9. Pay Your Taxes
If you thought raiding retirement accounts was beneath the Internal Revenue Service, think again. If you don’t pay your taxes, the IRS can garnish your pension and retirement accounts. This is particularly likely if the IRS determines your conduct was “flagrant.” What is considered flagrant conduct? Saying you can’t afford to pay your taxes but continuing to pay into your retirement account. It’s a sobering thought. In most cases, even bankruptcy court won’t touch your retirement accounts. And in the few cases where it does, it will at least let you keep the first $1.28 million. If you are facing a large tax debt, find out what your tax relief options are. The IRS’s Fresh Start Program has recenly expanded tax relief programs for delinquent taxpayers. These options include an offer in compromise, release from tax liens, and installment agreements. Learn more about the Fresh start initiative.
Click here to get a free consultation with a tax relief professional and find out what programs you can apply for. When choosing a tax relief company, always choose firms that have tax attorneys on staff. Tax lawyers can help navigate the complex IRS procedures for levying retirement accounts.
You can do this on the computer with digital copies, buy a binder to put papers in, or create a file in your desk drawer. It doesn’t matter how you do it, but creating one centralized place that you have all of this information will help to keep you organized and on track.
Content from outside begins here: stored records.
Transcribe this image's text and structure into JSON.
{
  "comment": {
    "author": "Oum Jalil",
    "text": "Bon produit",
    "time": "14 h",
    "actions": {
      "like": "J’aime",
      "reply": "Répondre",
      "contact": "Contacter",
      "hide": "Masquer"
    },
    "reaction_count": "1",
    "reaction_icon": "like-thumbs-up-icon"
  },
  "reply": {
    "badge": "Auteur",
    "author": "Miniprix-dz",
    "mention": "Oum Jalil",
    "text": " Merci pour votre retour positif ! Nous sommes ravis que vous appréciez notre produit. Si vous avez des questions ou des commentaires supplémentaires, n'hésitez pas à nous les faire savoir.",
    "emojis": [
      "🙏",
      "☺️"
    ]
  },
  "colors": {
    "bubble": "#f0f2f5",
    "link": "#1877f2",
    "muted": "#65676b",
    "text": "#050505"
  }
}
Having a “finance file” also forces you to take the time to look at the statements as they come monthly or quarterly before you file them, and not just take a quick look and throw it out. Keeping these things at the forefront of your finances will make it easier for you to notice if something needs to be changed or re-evaluated. Your finance file should include:
- 401k and/or IRA statements
- insurance policy information: auto, home, life, health
- savings/investing account statements
Putting a retirement plan in place can seem overwhelming and unmanageable to do on your own. This is where a financial advisor comes in. A financial advisor can go over your current financial situation, saving and investing goals, college planning, and retirement planning, and will periodically review your information with you to account for life changes and make sure that you are staying on track with the plan that you have implemented.
It is important to remember that planning for retirement is an exercise in patience. You won’t get to enjoy the benefits of saving and planning for several decades. The small steps that you take today, tomorrow, and for the next 30 years will ensure financial freedom for your golden years, and the peace of mind that comes with not having to worry about being on a fixed income and having to choose between buying medication or food.
Gina Young is an accomplished finance writer who has written for publications including Examiner.com, Lexington Law, Talk Markets, CreditRepair.com as well as her own blog (Money Savvy Living), giving budgeting and frugal living advice. With a bachelor’s degree in Accounting and Finance from Ashland University and a MBA from Indiana Wesleyan University, Young has impressive credentials in many aspects of investing, retirement planning, and personal finance.